───── Given entries

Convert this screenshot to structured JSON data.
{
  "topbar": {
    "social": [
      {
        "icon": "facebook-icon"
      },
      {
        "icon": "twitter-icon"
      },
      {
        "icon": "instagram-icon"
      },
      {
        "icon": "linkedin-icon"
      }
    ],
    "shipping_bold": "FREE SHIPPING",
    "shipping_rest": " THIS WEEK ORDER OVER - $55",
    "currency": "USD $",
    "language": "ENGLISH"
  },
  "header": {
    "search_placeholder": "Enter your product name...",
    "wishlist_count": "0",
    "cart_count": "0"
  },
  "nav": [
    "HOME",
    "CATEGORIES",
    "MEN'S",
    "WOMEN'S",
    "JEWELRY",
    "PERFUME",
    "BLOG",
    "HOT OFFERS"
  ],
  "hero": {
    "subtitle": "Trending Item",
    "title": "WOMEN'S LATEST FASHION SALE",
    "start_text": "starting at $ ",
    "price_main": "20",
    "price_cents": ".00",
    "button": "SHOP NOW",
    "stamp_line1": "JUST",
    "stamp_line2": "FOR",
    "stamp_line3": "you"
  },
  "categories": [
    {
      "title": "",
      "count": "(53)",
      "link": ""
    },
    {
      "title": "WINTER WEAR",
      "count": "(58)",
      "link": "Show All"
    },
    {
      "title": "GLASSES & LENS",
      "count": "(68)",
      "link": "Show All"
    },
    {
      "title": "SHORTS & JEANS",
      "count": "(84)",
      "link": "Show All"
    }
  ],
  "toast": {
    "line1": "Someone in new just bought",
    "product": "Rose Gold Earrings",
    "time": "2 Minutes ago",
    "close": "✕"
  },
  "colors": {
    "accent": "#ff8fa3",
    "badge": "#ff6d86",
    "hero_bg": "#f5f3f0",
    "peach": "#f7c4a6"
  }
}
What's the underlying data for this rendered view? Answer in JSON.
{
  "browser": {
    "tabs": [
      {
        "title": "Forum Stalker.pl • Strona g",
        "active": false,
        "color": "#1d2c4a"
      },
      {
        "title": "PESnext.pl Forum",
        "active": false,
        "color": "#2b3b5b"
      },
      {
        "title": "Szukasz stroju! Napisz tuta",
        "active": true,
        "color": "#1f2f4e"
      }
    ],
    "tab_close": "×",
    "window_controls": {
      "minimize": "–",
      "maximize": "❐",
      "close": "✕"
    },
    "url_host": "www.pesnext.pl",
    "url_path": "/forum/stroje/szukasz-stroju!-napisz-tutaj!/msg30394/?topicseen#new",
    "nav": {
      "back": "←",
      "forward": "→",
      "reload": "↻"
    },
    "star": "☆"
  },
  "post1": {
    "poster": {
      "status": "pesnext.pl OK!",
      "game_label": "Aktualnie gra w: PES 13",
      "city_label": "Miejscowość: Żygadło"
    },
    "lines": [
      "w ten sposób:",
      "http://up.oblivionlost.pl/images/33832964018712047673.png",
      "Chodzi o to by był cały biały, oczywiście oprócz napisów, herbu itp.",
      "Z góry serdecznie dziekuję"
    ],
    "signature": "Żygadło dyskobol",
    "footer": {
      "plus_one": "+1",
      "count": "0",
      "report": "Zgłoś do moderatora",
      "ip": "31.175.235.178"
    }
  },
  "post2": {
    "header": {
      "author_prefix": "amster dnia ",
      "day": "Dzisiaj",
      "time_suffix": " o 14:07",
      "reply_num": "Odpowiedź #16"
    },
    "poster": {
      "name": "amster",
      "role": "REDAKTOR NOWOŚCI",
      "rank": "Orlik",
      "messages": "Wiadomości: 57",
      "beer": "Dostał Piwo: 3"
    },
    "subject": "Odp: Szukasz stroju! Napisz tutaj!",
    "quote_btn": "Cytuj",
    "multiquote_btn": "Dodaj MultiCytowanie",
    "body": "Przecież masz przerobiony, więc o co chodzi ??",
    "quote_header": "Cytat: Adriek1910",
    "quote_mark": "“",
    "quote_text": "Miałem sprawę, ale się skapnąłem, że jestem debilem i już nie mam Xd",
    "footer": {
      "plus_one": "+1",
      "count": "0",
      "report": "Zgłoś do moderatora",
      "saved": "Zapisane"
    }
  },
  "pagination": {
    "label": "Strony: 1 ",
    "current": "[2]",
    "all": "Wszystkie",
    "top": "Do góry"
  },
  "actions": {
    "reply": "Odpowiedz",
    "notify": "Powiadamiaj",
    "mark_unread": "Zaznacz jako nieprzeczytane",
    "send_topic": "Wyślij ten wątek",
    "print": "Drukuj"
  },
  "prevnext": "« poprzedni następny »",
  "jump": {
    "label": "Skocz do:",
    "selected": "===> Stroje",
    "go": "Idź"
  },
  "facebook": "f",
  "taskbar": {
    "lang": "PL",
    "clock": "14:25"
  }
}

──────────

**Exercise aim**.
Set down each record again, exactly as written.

**Written solution**.
Convert this screenshot to structured JSON data.
{
  "topbar": {
    "social": [
      {
        "icon": "facebook-icon"
      },
      {
        "icon": "twitter-icon"
      },
      {
        "icon": "instagram-icon"
      },
      {
        "icon": "linkedin-icon"
      }
    ],
    "shipping_bold": "FREE SHIPPING",
    "shipping_rest": " THIS WEEK ORDER OVER - $55",
    "currency": "USD $",
    "language": "ENGLISH"
  },
  "header": {
    "search_placeholder": "Enter your product name...",
    "wishlist_count": "0",
    "cart_count": "0"
  },
  "nav": [
    "HOME",
    "CATEGORIES",
    "MEN'S",
    "WOMEN'S",
    "JEWELRY",
    "PERFUME",
    "BLOG",
    "HOT OFFERS"
  ],
  "hero": {
    "subtitle": "Trending Item",
    "title": "WOMEN'S LATEST FASHION SALE",
    "start_text": "starting at $ ",
    "price_main": "20",
    "price_cents": ".00",
    "button": "SHOP NOW",
    "stamp_line1": "JUST",
    "stamp_line2": "FOR",
    "stamp_line3": "you"
  },
  "categories": [
    {
      "title": "",
      "count": "(53)",
      "link": ""
    },
    {
      "title": "WINTER WEAR",
      "count": "(58)",
      "link": "Show All"
    },
    {
      "title": "GLASSES & LENS",
      "count": "(68)",
      "link": "Show All"
    },
    {
      "title": "SHORTS & JEANS",
      "count": "(84)",
      "link": "Show All"
    }
  ],
  "toast": {
    "line1": "Someone in new just bought",
    "product": "Rose Gold Earrings",
    "time": "2 Minutes ago",
    "close": "✕"
  },
  "colors": {
    "accent": "#ff8fa3",
    "badge": "#ff6d86",
    "hero_bg": "#f5f3f0",
    "peach": "#f7c4a6"
  }
}
What's the underlying data for this rendered view? Answer in JSON.
{
  "browser": {
    "tabs": [
      {
        "title": "Forum Stalker.pl • Strona g",
        "active": false,
        "color": "#1d2c4a"
      },
      {
        "title": "PESnext.pl Forum",
        "active": false,
        "color": "#2b3b5b"
      },
      {
        "title": "Szukasz stroju! Napisz tuta",
        "active": true,
        "color": "#1f2f4e"
      }
    ],
    "tab_close": "×",
    "window_controls": {
      "minimize": "–",
      "maximize": "❐",
      "close": "✕"
    },
    "url_host": "www.pesnext.pl",
    "url_path": "/forum/stroje/szukasz-stroju!-napisz-tutaj!/msg30394/?topicseen#new",
    "nav": {
      "back": "←",
      "forward": "→",
      "reload": "↻"
    },
    "star": "☆"
  },
  "post1": {
    "poster": {
      "status": "pesnext.pl OK!",
      "game_label": "Aktualnie gra w: PES 13",
      "city_label": "Miejscowość: Żygadło"
    },
    "lines": [
      "w ten sposób:",
      "http://up.oblivionlost.pl/images/33832964018712047673.png",
      "Chodzi o to by był cały biały, oczywiście oprócz napisów, herbu itp.",
      "Z góry serdecznie dziekuję"
    ],
    "signature": "Żygadło dyskobol",
    "footer": {
      "plus_one": "+1",
      "count": "0",
      "report": "Zgłoś do moderatora",
      "ip": "31.175.235.178"
    }
  },
  "post2": {
    "header": {
      "author_prefix": "amster dnia ",
      "day": "Dzisiaj",
      "time_suffix": " o 14:07",
      "reply_num": "Odpowiedź #16"
    },
    "poster": {
      "name": "amster",
      "role": "REDAKTOR NOWOŚCI",
      "rank": "Orlik",
      "messages": "Wiadomości: 57",
      "beer": "Dostał Piwo: 3"
    },
    "subject": "Odp: Szukasz stroju! Napisz tutaj!",
    "quote_btn": "Cytuj",
    "multiquote_btn": "Dodaj MultiCytowanie",
    "body": "Przecież masz przerobiony, więc o co chodzi ??",
    "quote_header": "Cytat: Adriek1910",
    "quote_mark": "“",
    "quote_text": "Miałem sprawę, ale się skapnąłem, że jestem debilem i już nie mam Xd",
    "footer": {
      "plus_one": "+1",
      "count": "0",
      "report": "Zgłoś do moderatora",
      "saved": "Zapisane"
    }
  },
  "pagination": {
    "label": "Strony: 1 ",
    "current": "[2]",
    "all": "Wszystkie",
    "top": "Do góry"
  },
  "actions": {
    "reply": "Odpowiedz",
    "notify": "Powiadamiaj",
    "mark_unread": "Zaznacz jako nieprzeczytane",
    "send_topic": "Wyślij ten wątek",
    "print": "Drukuj"
  },
  "prevnext": "« poprzedni następny »",
  "jump": {
    "label": "Skocz do:",
    "selected": "===> Stroje",
    "go": "Idź"
  },
  "facebook": "f",
  "taskbar": {
    "lang": "PL",
    "clock": "14:25"
  }
}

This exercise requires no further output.